AGVs are small autonomous robots that can carry multiple parcels in secured compartments on streets, sidewalks, or in large indoor spaces. This thesis quantifies the cost of a last mile parcel delivery system supplemented with AGVs and compares it to the cost of the current manual system. Descriptions of the autonomous delivery vehicles receiving the most investment in industry are first provided. Next, a literature review which focuses on automated parcel delivery and split delivery vehicle routing problems (SDVRPs) is presented. The literature review identifies recent studies on automated delivery systems which show that automation can lead to significant cost savings and environmental benefits. The literature review also highlights the applicability of SDVRPs to routing AGVs but recognizes the inconveniences for the customer and the courier of splitting deliveries between vehicles. A novel synchronized split delivery vehicle routing problem (SSDVRP) is formulated. This model introduces additional constraints to SDVRP to ensure deliveries split between multiple vehicles arrive at their destinations concurrently.
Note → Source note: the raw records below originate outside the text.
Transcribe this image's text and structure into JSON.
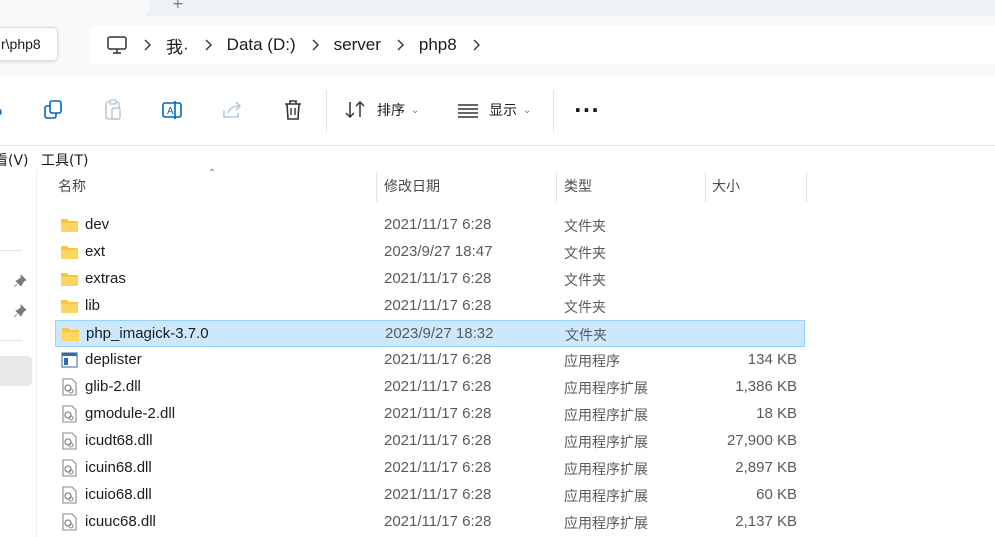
{
  "window": {
    "new_tab_symbol": "+",
    "tooltip_text": "r\\php8"
  },
  "breadcrumb": {
    "items": [
      "我·",
      "Data (D:)",
      "server",
      "php8"
    ]
  },
  "toolbar": {
    "sort_label": "排序",
    "view_label": "显示",
    "more_label": "···"
  },
  "menu": {
    "view_label": "看(V)",
    "tools_label": "工具(T)"
  },
  "columns": {
    "name": "名称",
    "date": "修改日期",
    "type": "类型",
    "size": "大小"
  },
  "files": [
    {
      "name": "dev",
      "date": "2021/11/17 6:28",
      "type": "文件夹",
      "size": "",
      "icon": "folder-icon"
    },
    {
      "name": "ext",
      "date": "2023/9/27 18:47",
      "type": "文件夹",
      "size": "",
      "icon": "folder-icon"
    },
    {
      "name": "extras",
      "date": "2021/11/17 6:28",
      "type": "文件夹",
      "size": "",
      "icon": "folder-icon"
    },
    {
      "name": "lib",
      "date": "2021/11/17 6:28",
      "type": "文件夹",
      "size": "",
      "icon": "folder-icon"
    },
    {
      "name": "php_imagick-3.7.0",
      "date": "2023/9/27 18:32",
      "type": "文件夹",
      "size": "",
      "icon": "folder-icon",
      "selected": true
    },
    {
      "name": "deplister",
      "date": "2021/11/17 6:28",
      "type": "应用程序",
      "size": "134 KB",
      "icon": "exe-icon"
    },
    {
      "name": "glib-2.dll",
      "date": "2021/11/17 6:28",
      "type": "应用程序扩展",
      "size": "1,386 KB",
      "icon": "dll-icon"
    },
    {
      "name": "gmodule-2.dll",
      "date": "2021/11/17 6:28",
      "type": "应用程序扩展",
      "size": "18 KB",
      "icon": "dll-icon"
    },
    {
      "name": "icudt68.dll",
      "date": "2021/11/17 6:28",
      "type": "应用程序扩展",
      "size": "27,900 KB",
      "icon": "dll-icon"
    },
    {
      "name": "icuin68.dll",
      "date": "2021/11/17 6:28",
      "type": "应用程序扩展",
      "size": "2,897 KB",
      "icon": "dll-icon"
    },
    {
      "name": "icuio68.dll",
      "date": "2021/11/17 6:28",
      "type": "应用程序扩展",
      "size": "60 KB",
      "icon": "dll-icon"
    },
    {
      "name": "icuuc68.dll",
      "date": "2021/11/17 6:28",
      "type": "应用程序扩展",
      "size": "2,137 KB",
      "icon": "dll-icon"
    }
  ],
  "colors": {
    "selection_bg": "#cce8ff",
    "selection_border": "#99d1ff",
    "folder": "#f8c83c"
  }
}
Four days of sample parcel data and details on cost for staff and AGVs are provided for analysis by a major courier company operating in Canada. Parcel demand data are described with summary statistics and visuals. A heuristic solution to SSDVRP is then applied to the sample data. Scenarios with different vehicle capacities are considered when analyzing cost implications of using AGVs. These results are compared with a baseline value for manual deliveries. The results show cost savings scale with the rate of customers that can be served by the AGV. Cost savings are observed for all capacity scenarios. Higher capacity vehicles increase cost savings, though the savings diminishes as capacity increases. These results are shown in Figure 1.
The results are contextualized for courier companies looking to implement automated delivery systems. Recommendations are made on how to best use human couriers and AGVs simultaneously in a way that creates synergy between the two delivery methods.
Supervisor contact information
Professor Matthew J. Roorda
Tel: (416) 978-5976